• _WHAT TO DO_:
Please print every record below exactly as written, leaving out the pictures.

================

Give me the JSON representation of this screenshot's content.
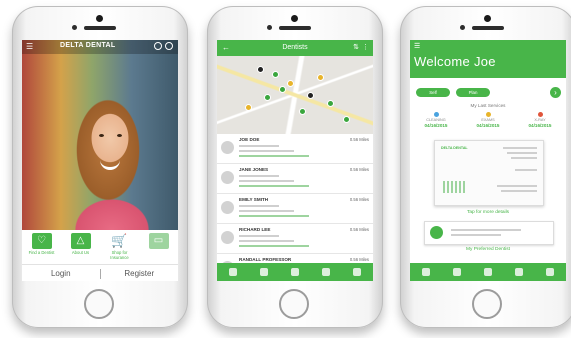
{
  "phone1": {
    "header": {
      "brand": "DELTA DENTAL",
      "menu_icon": "hamburger-icon",
      "icons": [
        "info-icon",
        "help-icon"
      ]
    },
    "tiles": [
      {
        "label": "Find a Dentist",
        "icon": "tooth-icon"
      },
      {
        "label": "About Us",
        "icon": "delta-logo-icon"
      },
      {
        "label": "Shop for Insurance",
        "icon": "cart-icon"
      },
      {
        "label": "",
        "icon": "id-card-icon"
      }
    ],
    "login": "Login",
    "register": "Register"
  },
  "phone2": {
    "header": {
      "title": "Dentists"
    },
    "rows": [
      {
        "name": "JOE DOE",
        "distance": "0.56 Miles"
      },
      {
        "name": "JANE JONES",
        "distance": "0.56 Miles"
      },
      {
        "name": "EMILY SMITH",
        "distance": "0.56 Miles"
      },
      {
        "name": "RICHARD LEE",
        "distance": "0.56 Miles"
      },
      {
        "name": "RANDALL PROFESSOR",
        "distance": "0.56 Miles"
      }
    ],
    "tabs": [
      "map-icon",
      "bookmark-icon",
      "id-card-icon",
      "settings-icon",
      "more-icon"
    ]
  },
  "phone3": {
    "header": {
      "title": "Welcome Joe",
      "menu_icon": "hamburger-icon"
    },
    "toggle_left": "Self",
    "toggle_right": "Plan",
    "section_title": "My Last Services",
    "services": [
      {
        "label": "CLEANING",
        "date": "04/16/2015",
        "color": "#4aa3df"
      },
      {
        "label": "EXAMS",
        "date": "04/16/2015",
        "color": "#e8b42b"
      },
      {
        "label": "X-RAY",
        "date": "04/16/2015",
        "color": "#e0553b"
      }
    ],
    "card_brand": "DELTA DENTAL",
    "tap_text": "Tap for more details",
    "preferred": "My Preferred Dentist",
    "tabs": [
      "home-icon",
      "find-dentist-icon",
      "id-card-icon",
      "settings-icon",
      "more-icon"
    ]
  },
  "colors": {
    "brand_green": "#48b549"
  }
}
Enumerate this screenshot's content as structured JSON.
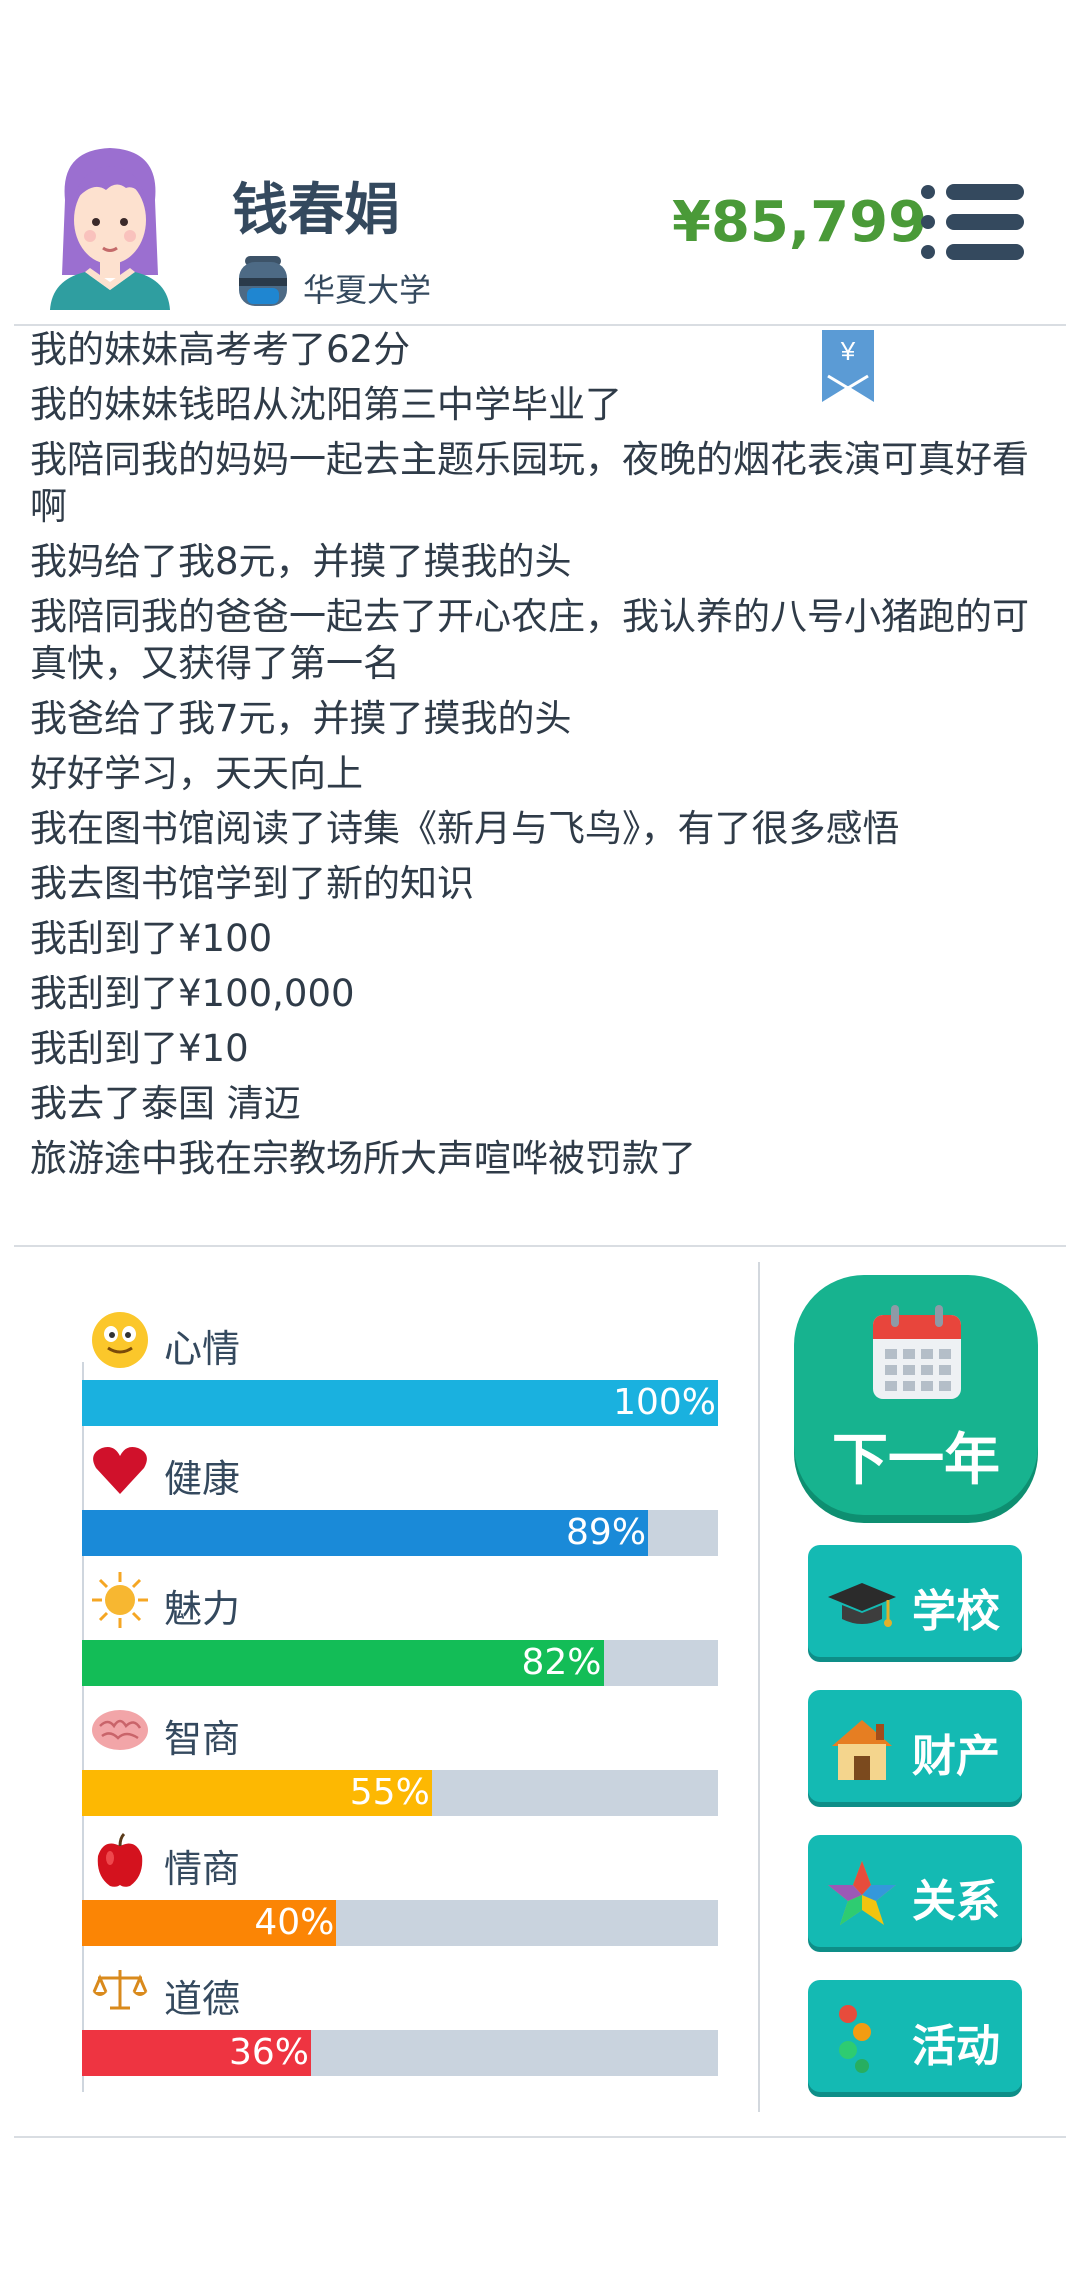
{
  "profile": {
    "name": "钱春娟",
    "school": "华夏大学",
    "money": "¥85,799"
  },
  "log": [
    "我的妹妹高考考了62分",
    "我的妹妹钱昭从沈阳第三中学毕业了",
    "我陪同我的妈妈一起去主题乐园玩，夜晚的烟花表演可真好看啊",
    "我妈给了我8元，并摸了摸我的头",
    "我陪同我的爸爸一起去了开心农庄，我认养的八号小猪跑的可真快，又获得了第一名",
    "我爸给了我7元，并摸了摸我的头",
    "好好学习，天天向上",
    "我在图书馆阅读了诗集《新月与飞鸟》，有了很多感悟",
    "我去图书馆学到了新的知识",
    "我刮到了¥100",
    "我刮到了¥100,000",
    "我刮到了¥10",
    "我去了泰国 清迈",
    "旅游途中我在宗教场所大声喧哗被罚款了"
  ],
  "bookmark_symbol": "¥",
  "stats": [
    {
      "label": "心情",
      "value": 100,
      "value_text": "100%",
      "color": "#1ab1df",
      "icon": "smiley-icon"
    },
    {
      "label": "健康",
      "value": 89,
      "value_text": "89%",
      "color": "#1a8ad8",
      "icon": "heart-icon"
    },
    {
      "label": "魅力",
      "value": 82,
      "value_text": "82%",
      "color": "#13bd57",
      "icon": "sun-icon"
    },
    {
      "label": "智商",
      "value": 55,
      "value_text": "55%",
      "color": "#fdb802",
      "icon": "brain-icon"
    },
    {
      "label": "情商",
      "value": 40,
      "value_text": "40%",
      "color": "#fb8505",
      "icon": "apple-icon"
    },
    {
      "label": "道德",
      "value": 36,
      "value_text": "36%",
      "color": "#ee3441",
      "icon": "scales-icon"
    }
  ],
  "actions": {
    "next_year": "下一年",
    "school": "学校",
    "property": "财产",
    "relations": "关系",
    "activities": "活动"
  }
}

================

• _WRITTEN REPLY_:
Give me the JSON representation of this screenshot's content.
{
  "phone1": {
    "header": {
      "brand": "DELTA DENTAL",
      "menu_icon": "hamburger-icon",
      "icons": [
        "info-icon",
        "help-icon"
      ]
    },
    "tiles": [
      {
        "label": "Find a Dentist",
        "icon": "tooth-icon"
      },
      {
        "label": "About Us",
        "icon": "delta-logo-icon"
      },
      {
        "label": "Shop for Insurance",
        "icon": "cart-icon"
      },
      {
        "label": "",
        "icon": "id-card-icon"
      }
    ],
    "login": "Login",
    "register": "Register"
  },
  "phone2": {
    "header": {
      "title": "Dentists"
    },
    "rows": [
      {
        "name": "JOE DOE",
        "distance": "0.56 Miles"
      },
      {
        "name": "JANE JONES",
        "distance": "0.56 Miles"
      },
      {
        "name": "EMILY SMITH",
        "distance": "0.56 Miles"
      },
      {
        "name": "RICHARD LEE",
        "distance": "0.56 Miles"
      },
      {
        "name": "RANDALL PROFESSOR",
        "distance": "0.56 Miles"
      }
    ],
    "tabs": [
      "map-icon",
      "bookmark-icon",
      "id-card-icon",
      "settings-icon",
      "more-icon"
    ]
  },
  "phone3": {
    "header": {
      "title": "Welcome Joe",
      "menu_icon": "hamburger-icon"
    },
    "toggle_left": "Self",
    "toggle_right": "Plan",
    "section_title": "My Last Services",
    "services": [
      {
        "label": "CLEANING",
        "date": "04/16/2015",
        "color": "#4aa3df"
      },
      {
        "label": "EXAMS",
        "date": "04/16/2015",
        "color": "#e8b42b"
      },
      {
        "label": "X-RAY",
        "date": "04/16/2015",
        "color": "#e0553b"
      }
    ],
    "card_brand": "DELTA DENTAL",
    "tap_text": "Tap for more details",
    "preferred": "My Preferred Dentist",
    "tabs": [
      "home-icon",
      "find-dentist-icon",
      "id-card-icon",
      "settings-icon",
      "more-icon"
    ]
  },
  "colors": {
    "brand_green": "#48b549"
  }
}
Enumerate this screenshot's content as structured JSON.
{
  "profile": {
    "name": "钱春娟",
    "school": "华夏大学",
    "money": "¥85,799"
  },
  "log": [
    "我的妹妹高考考了62分",
    "我的妹妹钱昭从沈阳第三中学毕业了",
    "我陪同我的妈妈一起去主题乐园玩，夜晚的烟花表演可真好看啊",
    "我妈给了我8元，并摸了摸我的头",
    "我陪同我的爸爸一起去了开心农庄，我认养的八号小猪跑的可真快，又获得了第一名",
    "我爸给了我7元，并摸了摸我的头",
    "好好学习，天天向上",
    "我在图书馆阅读了诗集《新月与飞鸟》，有了很多感悟",
    "我去图书馆学到了新的知识",
    "我刮到了¥100",
    "我刮到了¥100,000",
    "我刮到了¥10",
    "我去了泰国 清迈",
    "旅游途中我在宗教场所大声喧哗被罚款了"
  ],
  "bookmark_symbol": "¥",
  "stats": [
    {
      "label": "心情",
      "value": 100,
      "value_text": "100%",
      "color": "#1ab1df",
      "icon": "smiley-icon"
    },
    {
      "label": "健康",
      "value": 89,
      "value_text": "89%",
      "color": "#1a8ad8",
      "icon": "heart-icon"
    },
    {
      "label": "魅力",
      "value": 82,
      "value_text": "82%",
      "color": "#13bd57",
      "icon": "sun-icon"
    },
    {
      "label": "智商",
      "value": 55,
      "value_text": "55%",
      "color": "#fdb802",
      "icon": "brain-icon"
    },
    {
      "label": "情商",
      "value": 40,
      "value_text": "40%",
      "color": "#fb8505",
      "icon": "apple-icon"
    },
    {
      "label": "道德",
      "value": 36,
      "value_text": "36%",
      "color": "#ee3441",
      "icon": "scales-icon"
    }
  ],
  "actions": {
    "next_year": "下一年",
    "school": "学校",
    "property": "财产",
    "relations": "关系",
    "activities": "活动"
  }
}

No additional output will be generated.